I'm really not trying to be nosey, but you said it is state required that a teacher with 3 years or less be given a mentor. I think this is a great idea and am curious what your state is and how I would go about finding out what other states require the same. I am a grad student doing research on mentoring and this information would help.
The school I was at last year provided mentors for new teachers in the district. I've always thought that having a mentor was an excellent idea. I was in a different situation- I was new to the district, but hired through an outside source, so I had no mentor. It was somewhat frustrating because it was my first real teaching job. I found a teacher that didn't mind answering my questions and also offered excellent advice. Sadly, the grant I work through this year has placed me at a different school next year. The good news is that my car pooling buddie has become my mentor. Funny how things work out.
Every teacher with 3 years of experience or less is assigned a mentor teacher in my school. (This is a state requirement.) These relationships often grow into long-term friendships after the mentoring period has expired. The mentors, who teach a full load of classes, meet regularly--and invidually--with the new teachers, observe them, and provide support in many ways.
At my school, we also have a "buddy" system for teachers who are new to the building, but not to the profession. "Buddies" help these teachers to acclimate themselves to their new setting and to become a part of our school "family."
While mentoring new teachers is an excellent idea, what it has degenerated to in many parts of the Los Angeles Unified School District is just another perk for old-guard teachers who seem to care only about protecting and expanding their privileged position and compensation.

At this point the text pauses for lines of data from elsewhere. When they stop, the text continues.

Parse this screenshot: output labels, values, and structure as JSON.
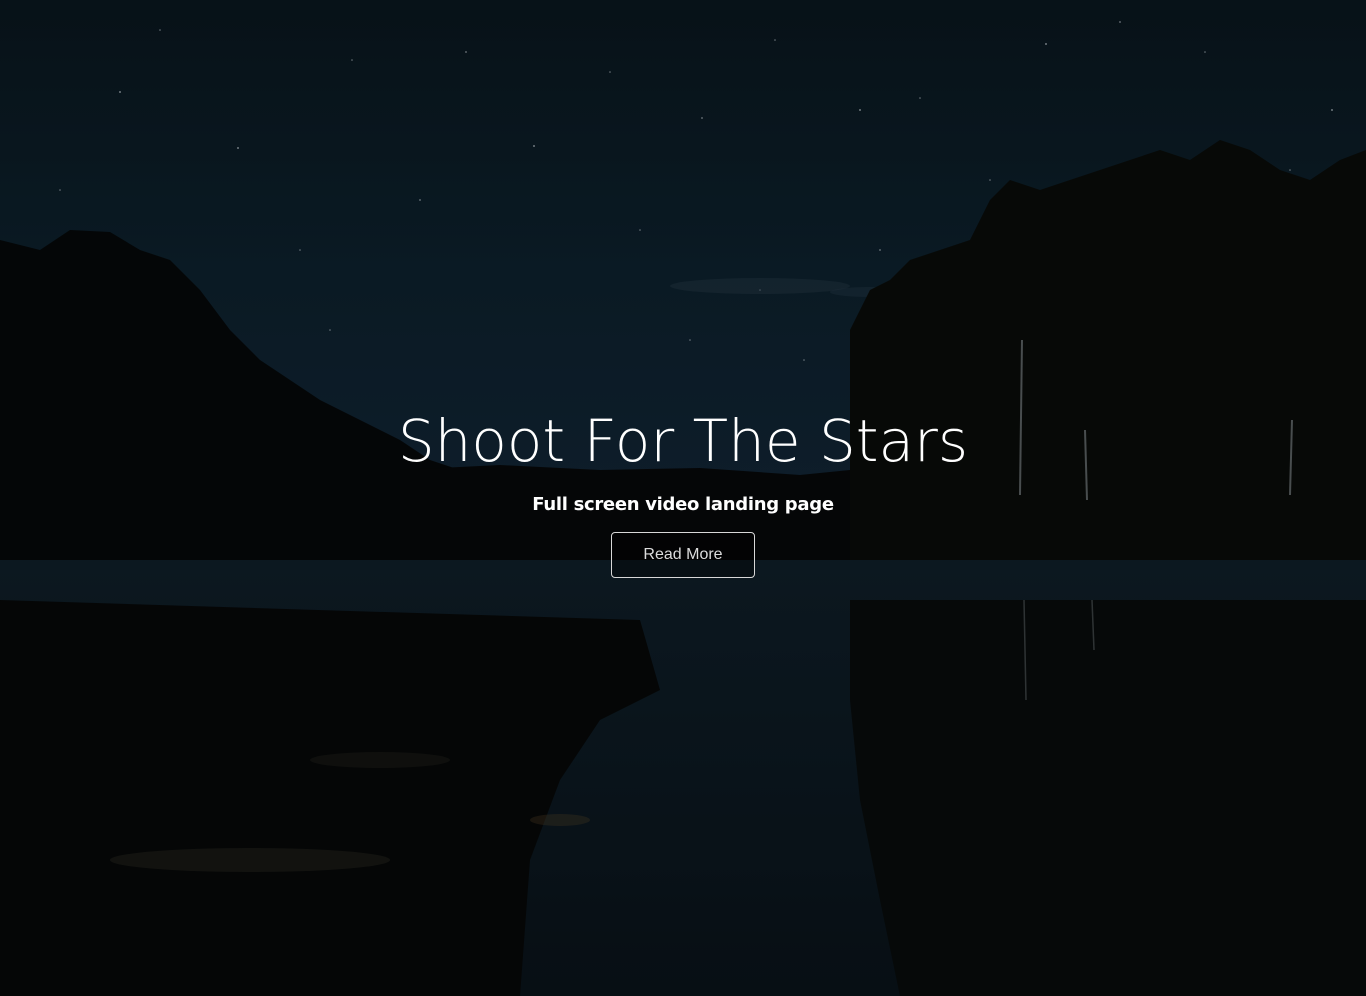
{
  "hero": {
    "title": "Shoot For The Stars",
    "subtitle": "Full screen video landing page",
    "button_label": "Read More"
  },
  "colors": {
    "sky_top": "#0a1a22",
    "water": "#0b1820",
    "text": "#ffffff",
    "button_border": "#d8d8d8"
  }
}
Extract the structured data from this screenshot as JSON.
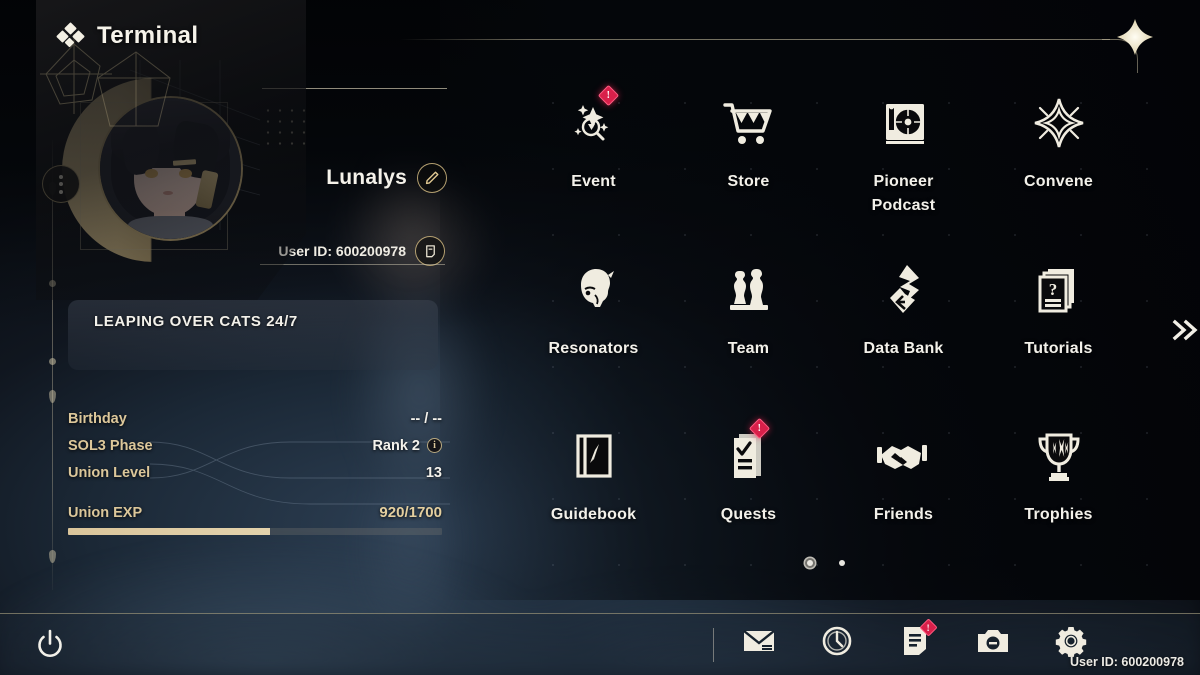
{
  "header": {
    "title": "Terminal",
    "icon": "diamond-cluster-icon",
    "close_icon": "close-star-icon"
  },
  "profile": {
    "avatar_icon": "player-avatar",
    "avatar_menu_icon": "more-vertical-icon",
    "name": "Lunalys",
    "edit_icon": "pencil-edit-icon",
    "user_id_label": "User ID: 600200978",
    "copy_icon": "copy-icon",
    "signature": "LEAPING OVER CATS 24/7",
    "stats": [
      {
        "label": "Birthday",
        "value": "-- / --",
        "info": false
      },
      {
        "label": "SOL3 Phase",
        "value": "Rank 2",
        "info": true,
        "info_icon": "info-icon"
      },
      {
        "label": "Union Level",
        "value": "13",
        "info": false
      }
    ],
    "exp": {
      "label": "Union EXP",
      "value": "920/1700",
      "current": 920,
      "max": 1700,
      "percent": 54
    }
  },
  "menu": {
    "items": [
      {
        "label": "Event",
        "icon": "sparkle-event-icon",
        "badge": "!"
      },
      {
        "label": "Store",
        "icon": "shopping-cart-icon",
        "badge": null
      },
      {
        "label": "Pioneer\nPodcast",
        "icon": "turntable-icon",
        "badge": null
      },
      {
        "label": "Convene",
        "icon": "four-point-star-icon",
        "badge": null
      },
      {
        "label": "Resonators",
        "icon": "character-head-icon",
        "badge": null
      },
      {
        "label": "Team",
        "icon": "chess-pieces-icon",
        "badge": null
      },
      {
        "label": "Data Bank",
        "icon": "data-bank-icon",
        "badge": null
      },
      {
        "label": "Tutorials",
        "icon": "question-pages-icon",
        "badge": null
      },
      {
        "label": "Guidebook",
        "icon": "compass-book-icon",
        "badge": null
      },
      {
        "label": "Quests",
        "icon": "checklist-icon",
        "badge": "!"
      },
      {
        "label": "Friends",
        "icon": "handshake-icon",
        "badge": null
      },
      {
        "label": "Trophies",
        "icon": "trophy-icon",
        "badge": null
      }
    ],
    "next_page_icon": "double-chevron-right-icon",
    "page_dots": [
      {
        "active": true
      },
      {
        "active": false
      }
    ]
  },
  "bottom_bar": {
    "power_icon": "power-icon",
    "icons": [
      {
        "name": "mail-icon",
        "badge": null
      },
      {
        "name": "clock-icon",
        "badge": null
      },
      {
        "name": "notes-icon",
        "badge": "!"
      },
      {
        "name": "camera-icon",
        "badge": null
      },
      {
        "name": "settings-gear-icon",
        "badge": null
      }
    ],
    "user_id": "User ID: 600200978"
  },
  "colors": {
    "gold": "#d9c28d",
    "cream": "#f3f1ea",
    "badge_red": "#d8204a",
    "panel_dark": "#0a0d12"
  }
}
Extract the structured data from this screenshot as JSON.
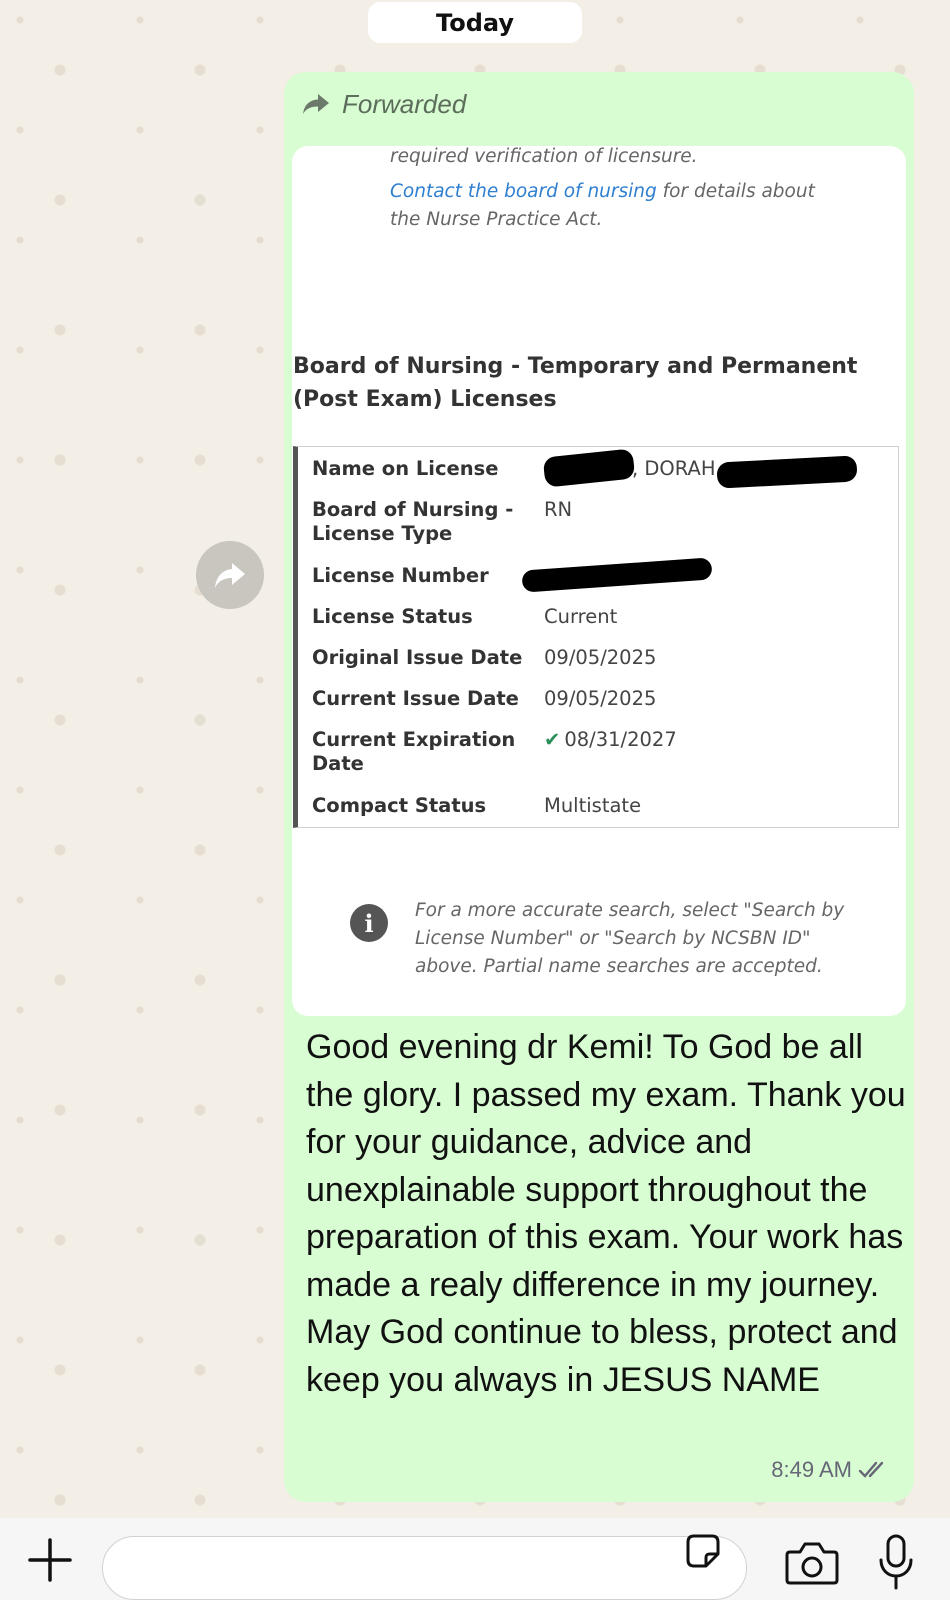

Mentors get an additional stipend as mentors whether or not they actually help new teachers.
Several years ago, I interviewed for a position at Venice High School that consisted of being a traveling teacher who taught 3 English and 2 U.S. History courses in 5 different rooms- a formula for burn-out in one year for some unsuspecting first-year teacher.
When the school found out that I had more seniority than most of the present teaching staff and could bump them from their less stressful classes, I was not even considered for the open position that they were interviewing for.
Rather than dividing up these students with poor English skills- that were likely to act out due to the frustration of low academic skills- among the more seasoned teachers- you know, the same ones who are qualified to be mentors -the school just hired a new teacher ever year to deal with the students that the mentor types were unwilling to deal with.
With an attrition rate as high as 50% of new teachers quiting the profession within 5 years, true and verifiable mentoring and sharing of difficult classes should not be a choice for the old-guard with high seniority, but rather an obligation. This would go a long way toward lessening the hemorrhaging of new teachers and the billions of scarce educational dollars that would not have to be spent to constantly replace them.
It is only short-sighted big inner-city school districts, administered by ex-teachers with no business skills, that thinks it is saving money with this constant destablizing turnover, because they do not appreciate that the moderate savings they will achieve by hiring a cheaper new teacher is dwarfed by the costs related to constant teacher replacement.
Our school has 6 mentors but they also teach a full load and must work around their normal teaching assignments to find time with their new teachers. Another 6 of us have begun training to become mentors and will have the same situation this upcoming year. Because we also teach in teams and are a project based school we invariably have new teachers on most teams annually. Any of us who have had the training find ourselves trying to help new teachers in any way we can.